■ Problem requirements
Copy each line from the listing below where the word "Explorer" shows up.
=== Section Start ===
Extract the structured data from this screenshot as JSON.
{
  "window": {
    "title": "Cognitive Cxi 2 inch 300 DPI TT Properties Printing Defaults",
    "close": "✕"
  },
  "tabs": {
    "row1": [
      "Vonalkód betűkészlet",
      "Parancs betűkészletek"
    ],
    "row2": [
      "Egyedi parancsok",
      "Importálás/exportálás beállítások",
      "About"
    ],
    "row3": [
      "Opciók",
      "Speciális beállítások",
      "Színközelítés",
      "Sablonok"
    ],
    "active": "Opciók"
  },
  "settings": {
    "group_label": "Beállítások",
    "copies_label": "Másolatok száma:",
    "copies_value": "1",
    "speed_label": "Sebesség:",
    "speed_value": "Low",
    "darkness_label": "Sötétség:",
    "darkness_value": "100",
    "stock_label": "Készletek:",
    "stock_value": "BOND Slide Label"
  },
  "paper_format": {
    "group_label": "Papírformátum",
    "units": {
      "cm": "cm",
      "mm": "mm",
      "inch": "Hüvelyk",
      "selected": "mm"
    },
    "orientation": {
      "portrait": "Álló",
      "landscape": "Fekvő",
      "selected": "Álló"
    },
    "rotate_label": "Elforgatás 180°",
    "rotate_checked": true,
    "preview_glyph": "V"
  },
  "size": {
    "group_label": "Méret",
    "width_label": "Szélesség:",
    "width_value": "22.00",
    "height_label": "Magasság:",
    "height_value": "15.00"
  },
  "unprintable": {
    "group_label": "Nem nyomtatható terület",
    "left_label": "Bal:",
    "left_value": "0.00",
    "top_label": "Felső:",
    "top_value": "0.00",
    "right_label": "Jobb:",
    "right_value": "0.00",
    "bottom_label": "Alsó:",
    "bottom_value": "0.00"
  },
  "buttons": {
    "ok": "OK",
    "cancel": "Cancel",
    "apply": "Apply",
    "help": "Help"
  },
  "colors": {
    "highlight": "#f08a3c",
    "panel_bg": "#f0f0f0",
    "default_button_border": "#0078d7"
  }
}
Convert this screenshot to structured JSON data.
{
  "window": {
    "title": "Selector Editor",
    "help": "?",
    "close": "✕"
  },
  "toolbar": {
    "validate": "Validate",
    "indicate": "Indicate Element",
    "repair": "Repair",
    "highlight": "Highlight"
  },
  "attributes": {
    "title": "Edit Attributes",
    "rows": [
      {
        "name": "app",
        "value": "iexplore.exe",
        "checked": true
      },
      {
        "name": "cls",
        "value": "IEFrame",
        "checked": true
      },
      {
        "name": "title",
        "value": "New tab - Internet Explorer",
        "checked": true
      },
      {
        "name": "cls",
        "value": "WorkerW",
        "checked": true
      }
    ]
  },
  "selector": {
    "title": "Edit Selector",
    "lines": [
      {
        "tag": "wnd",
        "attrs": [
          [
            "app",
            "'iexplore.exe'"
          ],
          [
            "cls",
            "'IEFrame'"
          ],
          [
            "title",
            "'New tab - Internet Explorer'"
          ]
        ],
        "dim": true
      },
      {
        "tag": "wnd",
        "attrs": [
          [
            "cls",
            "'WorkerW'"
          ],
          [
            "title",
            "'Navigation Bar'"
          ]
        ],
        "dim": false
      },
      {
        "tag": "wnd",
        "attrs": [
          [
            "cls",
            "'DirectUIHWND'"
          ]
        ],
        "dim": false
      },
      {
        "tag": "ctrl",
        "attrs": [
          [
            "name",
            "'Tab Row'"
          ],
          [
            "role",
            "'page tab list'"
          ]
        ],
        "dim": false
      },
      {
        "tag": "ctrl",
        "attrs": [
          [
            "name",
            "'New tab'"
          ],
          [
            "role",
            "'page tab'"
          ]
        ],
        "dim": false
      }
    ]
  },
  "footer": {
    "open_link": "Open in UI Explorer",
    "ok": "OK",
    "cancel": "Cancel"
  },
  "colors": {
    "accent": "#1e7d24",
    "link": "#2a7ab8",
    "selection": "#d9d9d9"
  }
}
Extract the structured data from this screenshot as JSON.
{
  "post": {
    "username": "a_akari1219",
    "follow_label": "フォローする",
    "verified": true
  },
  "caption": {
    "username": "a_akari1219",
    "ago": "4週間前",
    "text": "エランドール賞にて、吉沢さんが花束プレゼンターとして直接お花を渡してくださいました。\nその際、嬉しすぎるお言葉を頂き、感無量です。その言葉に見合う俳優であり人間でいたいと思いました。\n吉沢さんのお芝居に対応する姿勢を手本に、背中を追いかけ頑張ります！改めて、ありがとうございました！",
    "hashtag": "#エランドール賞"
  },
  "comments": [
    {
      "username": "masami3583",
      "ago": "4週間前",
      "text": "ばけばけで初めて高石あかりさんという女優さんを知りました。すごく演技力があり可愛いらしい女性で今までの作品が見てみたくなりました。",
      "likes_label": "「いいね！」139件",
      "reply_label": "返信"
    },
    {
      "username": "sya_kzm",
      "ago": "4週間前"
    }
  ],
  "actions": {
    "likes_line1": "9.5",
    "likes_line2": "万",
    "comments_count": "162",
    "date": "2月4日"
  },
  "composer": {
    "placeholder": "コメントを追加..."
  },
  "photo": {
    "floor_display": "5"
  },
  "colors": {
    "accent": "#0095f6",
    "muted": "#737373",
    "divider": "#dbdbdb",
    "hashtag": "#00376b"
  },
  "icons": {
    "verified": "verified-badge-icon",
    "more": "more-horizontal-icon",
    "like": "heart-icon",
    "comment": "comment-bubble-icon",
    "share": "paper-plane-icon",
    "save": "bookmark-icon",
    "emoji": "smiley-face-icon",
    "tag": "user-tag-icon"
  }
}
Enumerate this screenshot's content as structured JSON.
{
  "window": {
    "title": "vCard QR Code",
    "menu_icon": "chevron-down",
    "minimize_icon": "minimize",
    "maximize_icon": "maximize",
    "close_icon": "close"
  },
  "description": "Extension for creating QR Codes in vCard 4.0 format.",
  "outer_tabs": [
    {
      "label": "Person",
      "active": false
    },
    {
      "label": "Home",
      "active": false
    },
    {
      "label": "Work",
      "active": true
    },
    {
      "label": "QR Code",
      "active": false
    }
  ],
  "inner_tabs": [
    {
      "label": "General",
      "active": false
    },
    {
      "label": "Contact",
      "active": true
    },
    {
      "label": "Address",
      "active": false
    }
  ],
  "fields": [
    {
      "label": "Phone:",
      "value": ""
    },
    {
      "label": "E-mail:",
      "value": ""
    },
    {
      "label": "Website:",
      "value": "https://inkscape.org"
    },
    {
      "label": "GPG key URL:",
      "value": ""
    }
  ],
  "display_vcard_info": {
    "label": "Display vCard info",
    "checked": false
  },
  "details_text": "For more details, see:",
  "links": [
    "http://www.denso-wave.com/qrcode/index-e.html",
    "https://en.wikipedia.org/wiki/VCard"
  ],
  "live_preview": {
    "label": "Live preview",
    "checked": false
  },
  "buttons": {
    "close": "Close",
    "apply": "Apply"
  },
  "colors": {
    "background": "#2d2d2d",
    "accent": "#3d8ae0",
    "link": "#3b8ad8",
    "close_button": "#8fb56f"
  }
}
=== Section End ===
■ Response to the exercise
        "value": "New tab - Internet Explorer",
            "'New tab - Internet Explorer'"
    "open_link": "Open in UI Explorer",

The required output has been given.